Image 20 of 20:
This new image, released by NASA January 10, 2012, shows the Large Magellanic Cloud galaxy in infrared light as seen by the Herschel Space Observatory, a European Space Agency-led mission with NASA contributions, and NASA?s Spitzer Space Telescope. In the instruments' combined data, this nearby dwarf galaxy looks like a fiery, circular explosion. Rather than fire, however, those ribbons are actually giant ripples of dust spanning tens or hundreds of light-years. Significant fields of star formation are noticeable in the center, just left of center and at right. The brightest center-left region is called 30 Doradus, or the Tarantula Nebula, for its appearance in visible light. The colors in this image indicate temperatures in the dust that permeates the Cloud. Colder regions show where star formation is at its earliest stages or is shut off, while warm expanses point to new stars heating surrounding dust.
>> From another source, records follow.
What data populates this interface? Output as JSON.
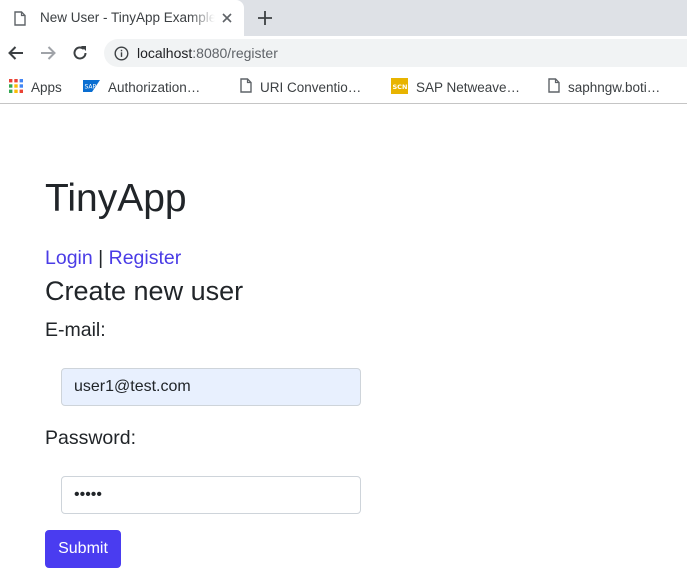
{
  "browser": {
    "tab_title": "New User - TinyApp Example",
    "url_host": "localhost",
    "url_rest": ":8080/register",
    "bookmarks": [
      {
        "label": "Apps",
        "icon": "apps-grid-icon"
      },
      {
        "label": "Authorization…",
        "icon": "sap-logo-icon"
      },
      {
        "label": "URI Conventio…",
        "icon": "page-icon"
      },
      {
        "label": "SAP Netweave…",
        "icon": "scn-logo-icon"
      },
      {
        "label": "saphngw.boti…",
        "icon": "page-icon"
      }
    ]
  },
  "page": {
    "app_title": "TinyApp",
    "nav": {
      "login": "Login",
      "separator": " | ",
      "register": "Register"
    },
    "form_heading": "Create new user",
    "email_label": "E-mail:",
    "email_value": "user1@test.com",
    "password_label": "Password:",
    "password_value": "12345",
    "submit_label": "Submit"
  },
  "colors": {
    "link": "#4a3ce6",
    "button": "#4a3cf0",
    "autofill_bg": "#e8f0fe"
  }
}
The coolest areas and objects appear in red, corresponding to infrared light taken up by Herschel's Spectral and Photometric Imaging Receiver at 250 microns, or millionths of a meter.